Top of Information given

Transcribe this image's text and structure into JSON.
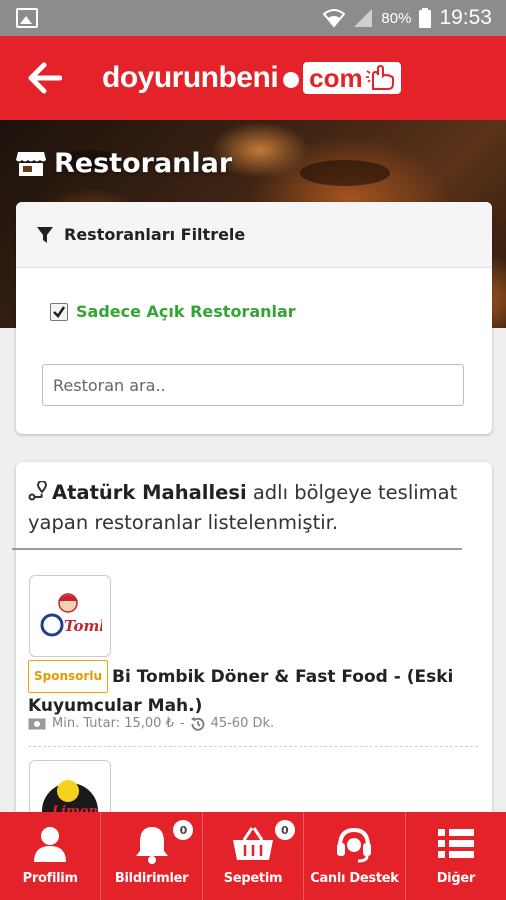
{
  "status_bar": {
    "battery": "80%",
    "time": "19:53"
  },
  "header": {
    "logo_main": "doyurunbeni",
    "logo_com": "com"
  },
  "page": {
    "title": "Restoranlar"
  },
  "filter": {
    "heading": "Restoranları Filtrele",
    "open_only_label": "Sadece Açık Restoranlar",
    "open_only_checked": true,
    "search_placeholder": "Restoran ara.."
  },
  "region": {
    "name": "Atatürk Mahallesi",
    "text": " adlı bölgeye teslimat yapan restoranlar listelenmiştir."
  },
  "restaurants": [
    {
      "sponsor_label": "Sponsorlu",
      "name": "Bi Tombik Döner & Fast Food - (Eski Kuyumcular Mah.)",
      "min_amount": "Min. Tutar: 15,00 ₺",
      "separator": "-",
      "delivery_time": "45-60 Dk."
    },
    {
      "logo_text": "Limon"
    }
  ],
  "bottom_nav": [
    {
      "label": "Profilim",
      "icon": "user-icon"
    },
    {
      "label": "Bildirimler",
      "icon": "bell-icon",
      "badge": "0"
    },
    {
      "label": "Sepetim",
      "icon": "basket-icon",
      "badge": "0"
    },
    {
      "label": "Canlı Destek",
      "icon": "headset-icon"
    },
    {
      "label": "Diğer",
      "icon": "list-menu-icon"
    }
  ],
  "colors": {
    "brand_red": "#e3222a",
    "open_green": "#33a533",
    "sponsor_orange": "#e89a00"
  }
}
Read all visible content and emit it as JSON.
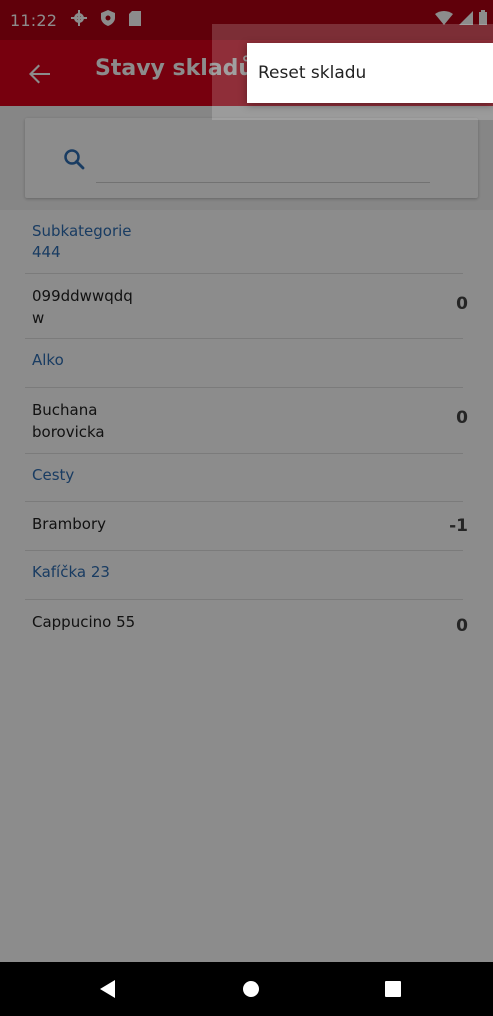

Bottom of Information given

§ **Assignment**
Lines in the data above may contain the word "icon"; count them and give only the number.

§ **Solution to the problem**
5